[Stored items]
....................

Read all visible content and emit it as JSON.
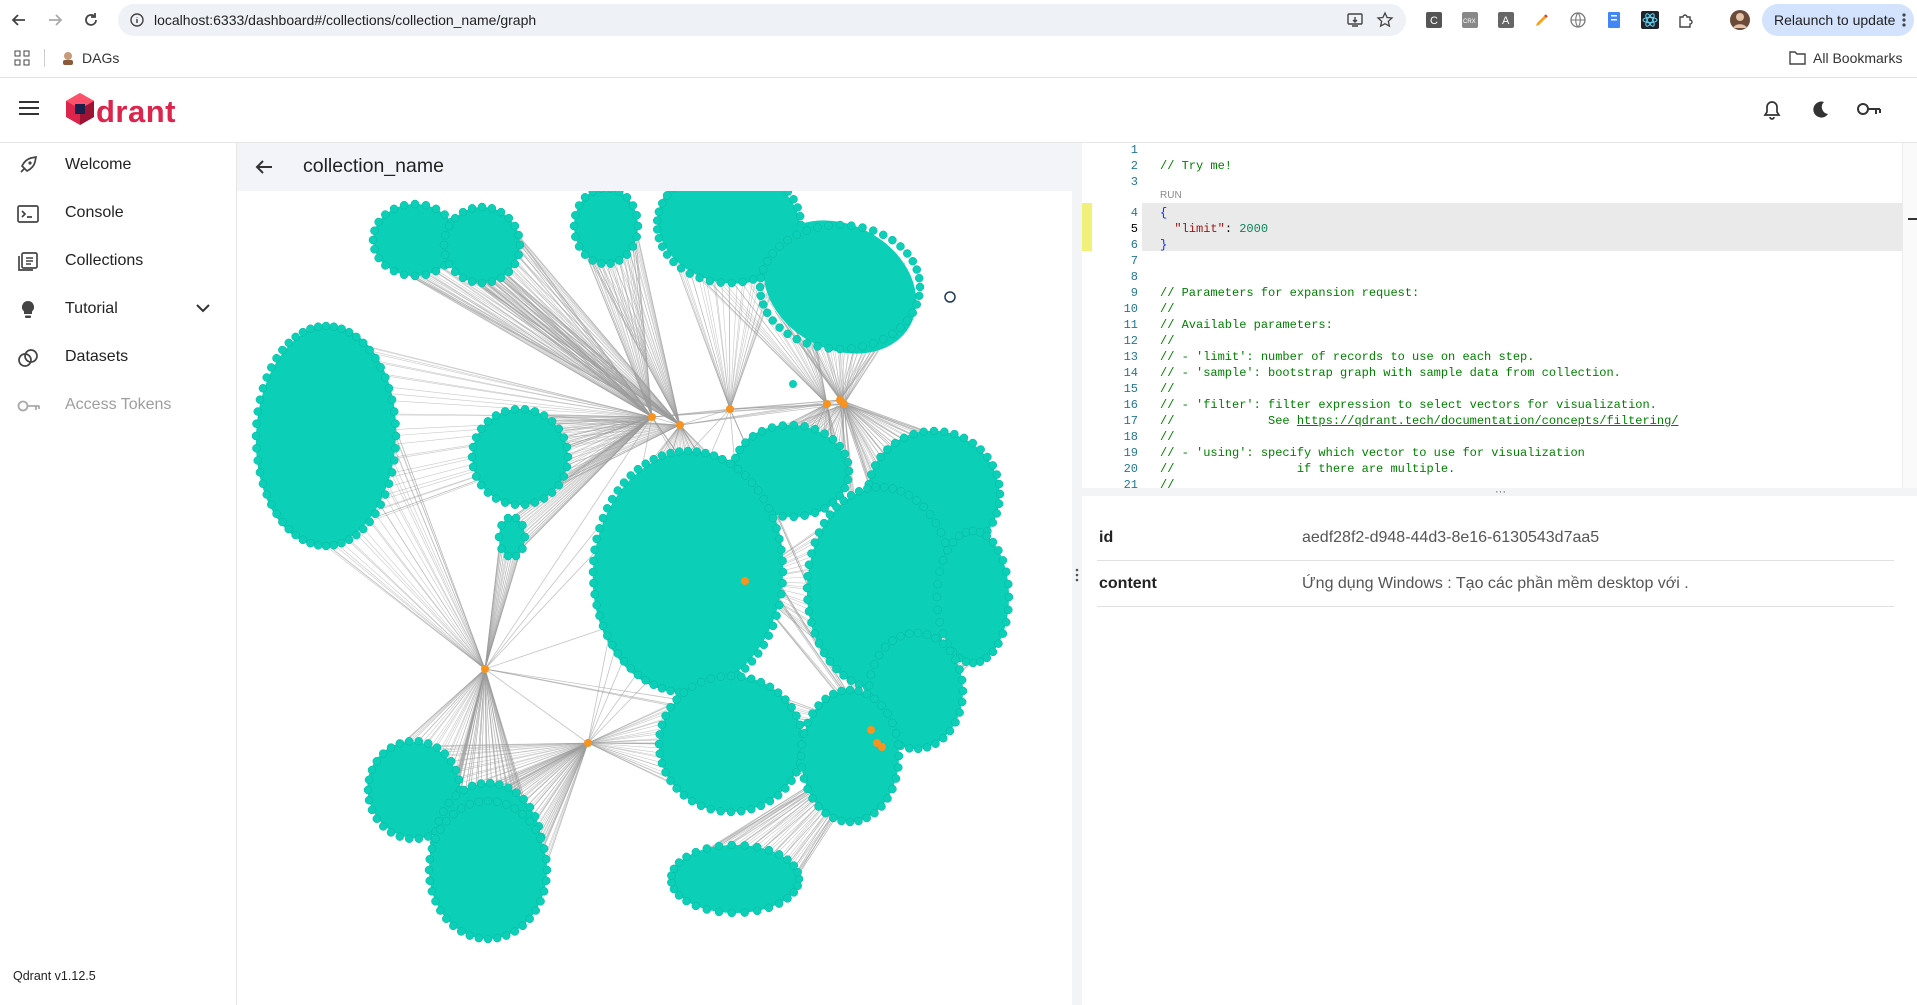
{
  "browser": {
    "url": "localhost:6333/dashboard#/collections/collection_name/graph",
    "relaunch_label": "Relaunch to update",
    "bookmark_dags": "DAGs",
    "all_bookmarks": "All Bookmarks"
  },
  "app": {
    "logo_text": "drant",
    "version": "Qdrant v1.12.5"
  },
  "sidebar": {
    "items": [
      {
        "label": "Welcome",
        "icon": "rocket-icon"
      },
      {
        "label": "Console",
        "icon": "terminal-icon"
      },
      {
        "label": "Collections",
        "icon": "collections-icon"
      },
      {
        "label": "Tutorial",
        "icon": "lightbulb-icon"
      },
      {
        "label": "Datasets",
        "icon": "datasets-icon"
      },
      {
        "label": "Access Tokens",
        "icon": "key-icon"
      }
    ]
  },
  "main": {
    "title": "collection_name"
  },
  "editor": {
    "run_label": "RUN",
    "lines": [
      "",
      "// Try me!",
      "",
      "{",
      "  \"limit\": 2000",
      "}",
      "",
      "",
      "// Parameters for expansion request:",
      "//",
      "// Available parameters:",
      "//",
      "// - 'limit': number of records to use on each step.",
      "// - 'sample': bootstrap graph with sample data from collection.",
      "//",
      "// - 'filter': filter expression to select vectors for visualization.",
      "//             See https://qdrant.tech/documentation/concepts/filtering/",
      "//",
      "// - 'using': specify which vector to use for visualization",
      "//                 if there are multiple.",
      "//"
    ],
    "limit_key": "\"limit\"",
    "limit_value": "2000",
    "see_prefix": "//             See ",
    "link": "https://qdrant.tech/documentation/concepts/filtering/"
  },
  "details": {
    "rows": [
      {
        "key": "id",
        "value": "aedf28f2-d948-44d3-8e16-6130543d7aa5"
      },
      {
        "key": "content",
        "value": "Ứng dụng Windows : Tạo các phần mềm desktop với ."
      }
    ]
  },
  "colors": {
    "node": "#0bcfb6",
    "hub": "#f7931e",
    "edge": "#9b9b9b",
    "brand": "#dc244c"
  }
}
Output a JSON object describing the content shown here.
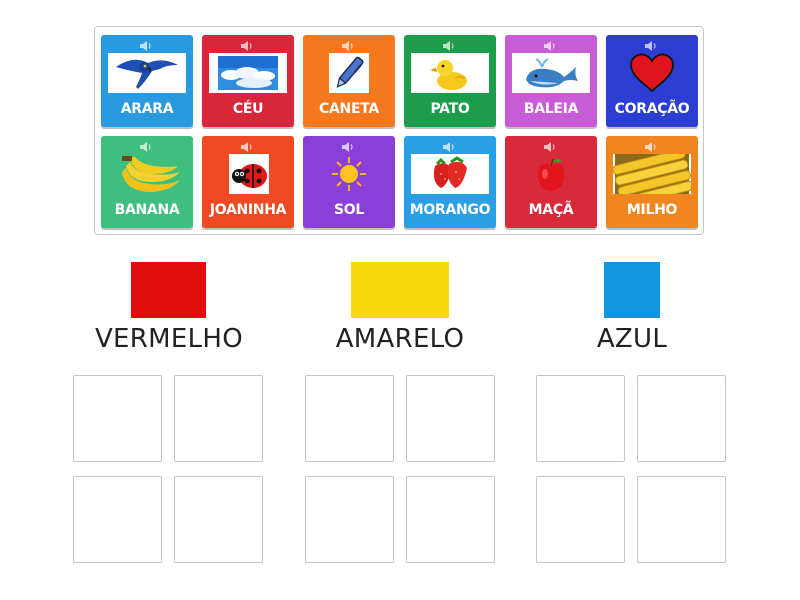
{
  "cards": [
    {
      "id": "arara",
      "label": "ARARA",
      "color": "#2a9ae0",
      "icon": "macaw-icon"
    },
    {
      "id": "ceu",
      "label": "CÉU",
      "color": "#d8273a",
      "icon": "sky-icon"
    },
    {
      "id": "caneta",
      "label": "CANETA",
      "color": "#f5781e",
      "icon": "pen-icon"
    },
    {
      "id": "pato",
      "label": "PATO",
      "color": "#1d9c4b",
      "icon": "duck-icon"
    },
    {
      "id": "baleia",
      "label": "BALEIA",
      "color": "#c85bd6",
      "icon": "whale-icon"
    },
    {
      "id": "coracao",
      "label": "CORAÇÃO",
      "color": "#2b3ed1",
      "icon": "heart-icon"
    },
    {
      "id": "banana",
      "label": "BANANA",
      "color": "#3fbf7f",
      "icon": "banana-icon"
    },
    {
      "id": "joaninha",
      "label": "JOANINHA",
      "color": "#ef4a24",
      "icon": "ladybug-icon"
    },
    {
      "id": "sol",
      "label": "SOL",
      "color": "#8b3fd9",
      "icon": "sun-icon"
    },
    {
      "id": "morango",
      "label": "MORANGO",
      "color": "#2b9fe6",
      "icon": "strawberry-icon"
    },
    {
      "id": "maca",
      "label": "MAÇÃ",
      "color": "#d82a3b",
      "icon": "apple-icon"
    },
    {
      "id": "milho",
      "label": "MILHO",
      "color": "#f2861e",
      "icon": "corn-icon"
    }
  ],
  "categories": [
    {
      "id": "vermelho",
      "title": "VERMELHO",
      "color": "#e00d0d"
    },
    {
      "id": "amarelo",
      "title": "AMARELO",
      "color": "#f7d90e"
    },
    {
      "id": "azul",
      "title": "AZUL",
      "color": "#1396dd"
    }
  ]
}
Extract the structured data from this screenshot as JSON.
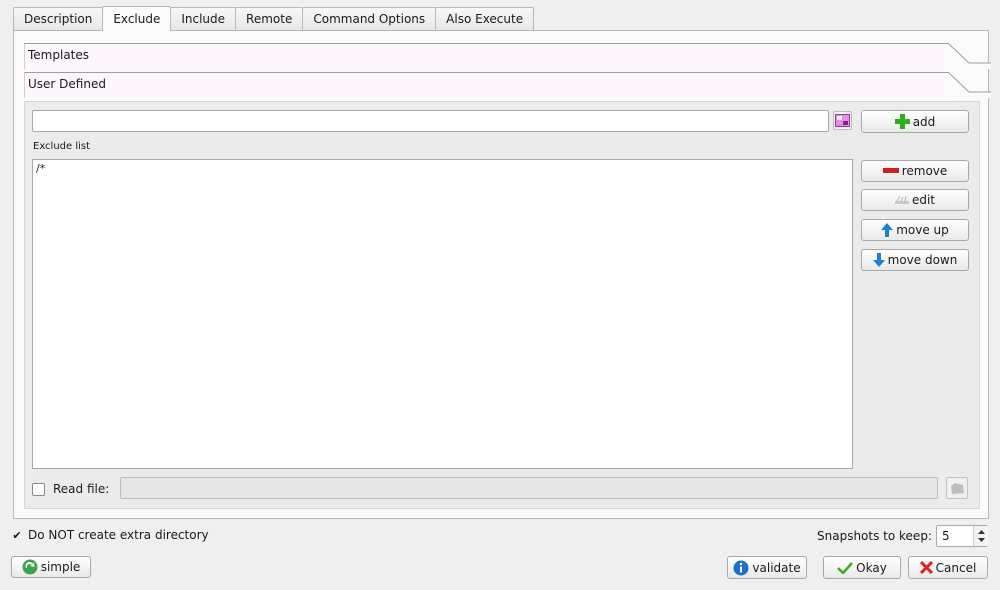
{
  "tabs": [
    {
      "label": "Description",
      "active": false
    },
    {
      "label": "Exclude",
      "active": true
    },
    {
      "label": "Include",
      "active": false
    },
    {
      "label": "Remote",
      "active": false
    },
    {
      "label": "Command Options",
      "active": false
    },
    {
      "label": "Also Execute",
      "active": false
    }
  ],
  "sections": {
    "templates_label": "Templates",
    "user_defined_label": "User Defined"
  },
  "exclude": {
    "pattern_input_value": "",
    "add_label": "add",
    "list_label": "Exclude list",
    "items": [
      "/*"
    ],
    "remove_label": "remove",
    "edit_label": "edit",
    "move_up_label": "move up",
    "move_down_label": "move down",
    "read_file_label": "Read file:",
    "read_file_checked": false,
    "read_file_value": ""
  },
  "footer": {
    "no_extra_dir_label": "Do NOT create extra directory",
    "no_extra_dir_checked": true,
    "snapshots_label": "Snapshots to keep:",
    "snapshots_value": "5",
    "simple_label": "simple",
    "validate_label": "validate",
    "okay_label": "Okay",
    "cancel_label": "Cancel"
  },
  "colors": {
    "section_bg": "#fdf6fd",
    "add_icon": "#33aa22",
    "remove_icon": "#cc2222",
    "arrow_icon": "#1e7fd6",
    "cancel_icon": "#dd2222",
    "okay_icon": "#44aa22"
  }
}
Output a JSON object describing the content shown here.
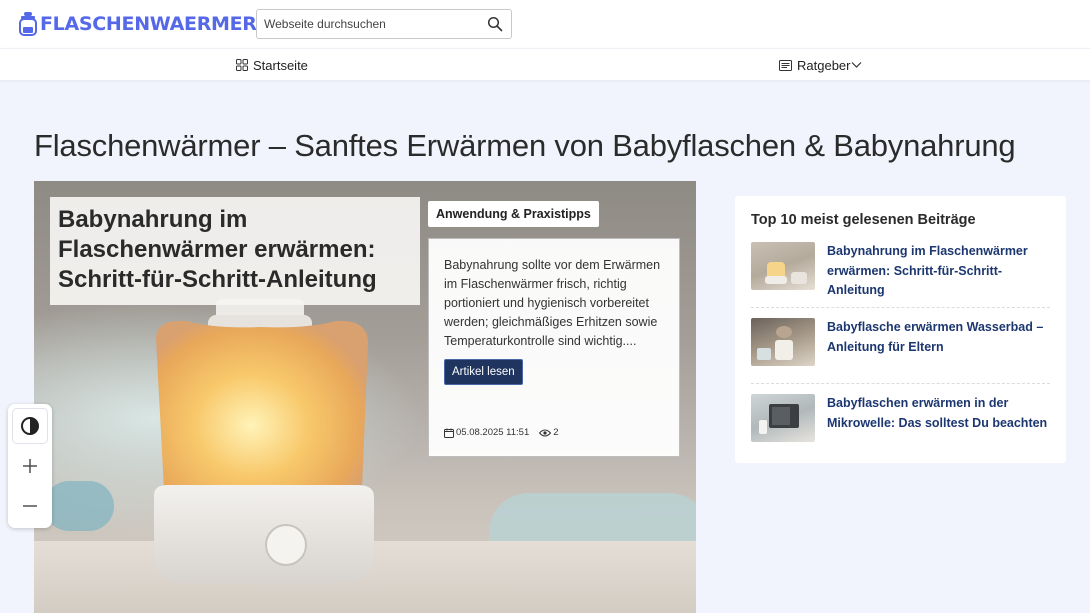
{
  "header": {
    "logo_text": "FLASCHENWAERMER",
    "search_placeholder": "Webseite durchsuchen"
  },
  "nav": {
    "home_label": "Startseite",
    "ratgeber_label": "Ratgeber"
  },
  "page_title": "Flaschenwärmer – Sanftes Erwärmen von Babyflaschen & Babynahrung",
  "hero": {
    "headline": "Babynahrung im Flaschenwärmer erwärmen: Schritt-für-Schritt-Anleitung",
    "category": "Anwendung & Praxistipps",
    "excerpt": "Babynahrung sollte vor dem Erwärmen im Flaschenwärmer frisch, richtig portioniert und hygienisch vorbereitet werden; gleichmäßiges Erhitzen sowie Temperaturkontrolle sind wichtig....",
    "read_more": "Artikel lesen",
    "date": "05.08.2025 11:51",
    "views": "2"
  },
  "sidebar": {
    "title": "Top 10 meist gelesenen Beiträge",
    "items": [
      {
        "title": "Babynahrung im Flaschenwärmer erwärmen: Schritt-für-Schritt-Anleitung"
      },
      {
        "title": "Babyflasche erwärmen Wasserbad – Anleitung für Eltern"
      },
      {
        "title": "Babyflaschen erwärmen in der Mikrowelle: Das solltest Du beachten"
      }
    ]
  },
  "colors": {
    "brand": "#5468e8",
    "link": "#1c3770",
    "button": "#1f3560",
    "background": "#f1f4fd"
  }
}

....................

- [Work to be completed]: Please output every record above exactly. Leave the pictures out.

- [Your solution]:
Read all visible content and emit it as JSON.
{
  "browser": {
    "url": "localhost:6333/dashboard#/collections/collection_name/graph",
    "relaunch_label": "Relaunch to update",
    "bookmark_dags": "DAGs",
    "all_bookmarks": "All Bookmarks"
  },
  "app": {
    "logo_text": "drant",
    "version": "Qdrant v1.12.5"
  },
  "sidebar": {
    "items": [
      {
        "label": "Welcome",
        "icon": "rocket-icon"
      },
      {
        "label": "Console",
        "icon": "terminal-icon"
      },
      {
        "label": "Collections",
        "icon": "collections-icon"
      },
      {
        "label": "Tutorial",
        "icon": "lightbulb-icon"
      },
      {
        "label": "Datasets",
        "icon": "datasets-icon"
      },
      {
        "label": "Access Tokens",
        "icon": "key-icon"
      }
    ]
  },
  "main": {
    "title": "collection_name"
  },
  "editor": {
    "run_label": "RUN",
    "lines": [
      "",
      "// Try me!",
      "",
      "{",
      "  \"limit\": 2000",
      "}",
      "",
      "",
      "// Parameters for expansion request:",
      "//",
      "// Available parameters:",
      "//",
      "// - 'limit': number of records to use on each step.",
      "// - 'sample': bootstrap graph with sample data from collection.",
      "//",
      "// - 'filter': filter expression to select vectors for visualization.",
      "//             See https://qdrant.tech/documentation/concepts/filtering/",
      "//",
      "// - 'using': specify which vector to use for visualization",
      "//                 if there are multiple.",
      "//"
    ],
    "limit_key": "\"limit\"",
    "limit_value": "2000",
    "see_prefix": "//             See ",
    "link": "https://qdrant.tech/documentation/concepts/filtering/"
  },
  "details": {
    "rows": [
      {
        "key": "id",
        "value": "aedf28f2-d948-44d3-8e16-6130543d7aa5"
      },
      {
        "key": "content",
        "value": "Ứng dụng Windows : Tạo các phần mềm desktop với ."
      }
    ]
  },
  "colors": {
    "node": "#0bcfb6",
    "hub": "#f7931e",
    "edge": "#9b9b9b",
    "brand": "#dc244c"
  }
}
Output a JSON object describing the content shown here.
{
  "cards": [
    {
      "id": "arara",
      "label": "ARARA",
      "color": "#2a9ae0",
      "icon": "macaw-icon"
    },
    {
      "id": "ceu",
      "label": "CÉU",
      "color": "#d8273a",
      "icon": "sky-icon"
    },
    {
      "id": "caneta",
      "label": "CANETA",
      "color": "#f5781e",
      "icon": "pen-icon"
    },
    {
      "id": "pato",
      "label": "PATO",
      "color": "#1d9c4b",
      "icon": "duck-icon"
    },
    {
      "id": "baleia",
      "label": "BALEIA",
      "color": "#c85bd6",
      "icon": "whale-icon"
    },
    {
      "id": "coracao",
      "label": "CORAÇÃO",
      "color": "#2b3ed1",
      "icon": "heart-icon"
    },
    {
      "id": "banana",
      "label": "BANANA",
      "color": "#3fbf7f",
      "icon": "banana-icon"
    },
    {
      "id": "joaninha",
      "label": "JOANINHA",
      "color": "#ef4a24",
      "icon": "ladybug-icon"
    },
    {
      "id": "sol",
      "label": "SOL",
      "color": "#8b3fd9",
      "icon": "sun-icon"
    },
    {
      "id": "morango",
      "label": "MORANGO",
      "color": "#2b9fe6",
      "icon": "strawberry-icon"
    },
    {
      "id": "maca",
      "label": "MAÇÃ",
      "color": "#d82a3b",
      "icon": "apple-icon"
    },
    {
      "id": "milho",
      "label": "MILHO",
      "color": "#f2861e",
      "icon": "corn-icon"
    }
  ],
  "categories": [
    {
      "id": "vermelho",
      "title": "VERMELHO",
      "color": "#e00d0d"
    },
    {
      "id": "amarelo",
      "title": "AMARELO",
      "color": "#f7d90e"
    },
    {
      "id": "azul",
      "title": "AZUL",
      "color": "#1396dd"
    }
  ]
}
Extract the structured data from this screenshot as JSON.
{
  "tabs": [
    {
      "label": "Description",
      "active": false
    },
    {
      "label": "Exclude",
      "active": true
    },
    {
      "label": "Include",
      "active": false
    },
    {
      "label": "Remote",
      "active": false
    },
    {
      "label": "Command Options",
      "active": false
    },
    {
      "label": "Also Execute",
      "active": false
    }
  ],
  "sections": {
    "templates_label": "Templates",
    "user_defined_label": "User Defined"
  },
  "exclude": {
    "pattern_input_value": "",
    "add_label": "add",
    "list_label": "Exclude list",
    "items": [
      "/*"
    ],
    "remove_label": "remove",
    "edit_label": "edit",
    "move_up_label": "move up",
    "move_down_label": "move down",
    "read_file_label": "Read file:",
    "read_file_checked": false,
    "read_file_value": ""
  },
  "footer": {
    "no_extra_dir_label": "Do NOT create extra directory",
    "no_extra_dir_checked": true,
    "snapshots_label": "Snapshots to keep:",
    "snapshots_value": "5",
    "simple_label": "simple",
    "validate_label": "validate",
    "okay_label": "Okay",
    "cancel_label": "Cancel"
  },
  "colors": {
    "section_bg": "#fdf6fd",
    "add_icon": "#33aa22",
    "remove_icon": "#cc2222",
    "arrow_icon": "#1e7fd6",
    "cancel_icon": "#dd2222",
    "okay_icon": "#44aa22"
  }
}
Output a JSON object describing the content shown here.
{
  "header": {
    "logo_text": "FLASCHENWAERMER",
    "search_placeholder": "Webseite durchsuchen"
  },
  "nav": {
    "home_label": "Startseite",
    "ratgeber_label": "Ratgeber"
  },
  "page_title": "Flaschenwärmer – Sanftes Erwärmen von Babyflaschen & Babynahrung",
  "hero": {
    "headline": "Babynahrung im Flaschenwärmer erwärmen: Schritt-für-Schritt-Anleitung",
    "category": "Anwendung & Praxistipps",
    "excerpt": "Babynahrung sollte vor dem Erwärmen im Flaschenwärmer frisch, richtig portioniert und hygienisch vorbereitet werden; gleichmäßiges Erhitzen sowie Temperaturkontrolle sind wichtig....",
    "read_more": "Artikel lesen",
    "date": "05.08.2025 11:51",
    "views": "2"
  },
  "sidebar": {
    "title": "Top 10 meist gelesenen Beiträge",
    "items": [
      {
        "title": "Babynahrung im Flaschenwärmer erwärmen: Schritt-für-Schritt-Anleitung"
      },
      {
        "title": "Babyflasche erwärmen Wasserbad – Anleitung für Eltern"
      },
      {
        "title": "Babyflaschen erwärmen in der Mikrowelle: Das solltest Du beachten"
      }
    ]
  },
  "colors": {
    "brand": "#5468e8",
    "link": "#1c3770",
    "button": "#1f3560",
    "background": "#f1f4fd"
  }
}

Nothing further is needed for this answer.